Your assignment = Copy each of the following entries back without change.

Record extracts =
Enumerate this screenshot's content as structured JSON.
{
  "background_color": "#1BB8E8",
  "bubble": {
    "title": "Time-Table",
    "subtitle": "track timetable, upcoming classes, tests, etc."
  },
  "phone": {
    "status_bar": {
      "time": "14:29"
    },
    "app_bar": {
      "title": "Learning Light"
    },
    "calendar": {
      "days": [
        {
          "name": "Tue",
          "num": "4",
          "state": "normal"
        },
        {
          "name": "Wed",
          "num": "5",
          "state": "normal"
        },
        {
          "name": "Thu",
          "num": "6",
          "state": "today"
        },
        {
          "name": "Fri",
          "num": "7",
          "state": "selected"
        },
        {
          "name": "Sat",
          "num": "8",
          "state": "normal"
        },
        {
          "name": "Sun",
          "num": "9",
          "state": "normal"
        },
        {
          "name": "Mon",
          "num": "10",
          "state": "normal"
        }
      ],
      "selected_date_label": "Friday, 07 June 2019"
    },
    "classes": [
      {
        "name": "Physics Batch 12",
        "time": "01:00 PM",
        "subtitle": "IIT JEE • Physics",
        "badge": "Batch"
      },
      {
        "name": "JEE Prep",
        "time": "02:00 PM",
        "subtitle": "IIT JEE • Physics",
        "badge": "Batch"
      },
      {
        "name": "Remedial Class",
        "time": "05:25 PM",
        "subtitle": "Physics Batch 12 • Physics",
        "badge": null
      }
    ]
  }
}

Expected output =
Enumerate this screenshot's content as structured JSON.
{
  "background_color": "#1BB8E8",
  "bubble": {
    "title": "Time-Table",
    "subtitle": "track timetable, upcoming classes, tests, etc."
  },
  "phone": {
    "status_bar": {
      "time": "14:29"
    },
    "app_bar": {
      "title": "Learning Light"
    },
    "calendar": {
      "days": [
        {
          "name": "Tue",
          "num": "4",
          "state": "normal"
        },
        {
          "name": "Wed",
          "num": "5",
          "state": "normal"
        },
        {
          "name": "Thu",
          "num": "6",
          "state": "today"
        },
        {
          "name": "Fri",
          "num": "7",
          "state": "selected"
        },
        {
          "name": "Sat",
          "num": "8",
          "state": "normal"
        },
        {
          "name": "Sun",
          "num": "9",
          "state": "normal"
        },
        {
          "name": "Mon",
          "num": "10",
          "state": "normal"
        }
      ],
      "selected_date_label": "Friday, 07 June 2019"
    },
    "classes": [
      {
        "name": "Physics Batch 12",
        "time": "01:00 PM",
        "subtitle": "IIT JEE • Physics",
        "badge": "Batch"
      },
      {
        "name": "JEE Prep",
        "time": "02:00 PM",
        "subtitle": "IIT JEE • Physics",
        "badge": "Batch"
      },
      {
        "name": "Remedial Class",
        "time": "05:25 PM",
        "subtitle": "Physics Batch 12 • Physics",
        "badge": null
      }
    ]
  }
}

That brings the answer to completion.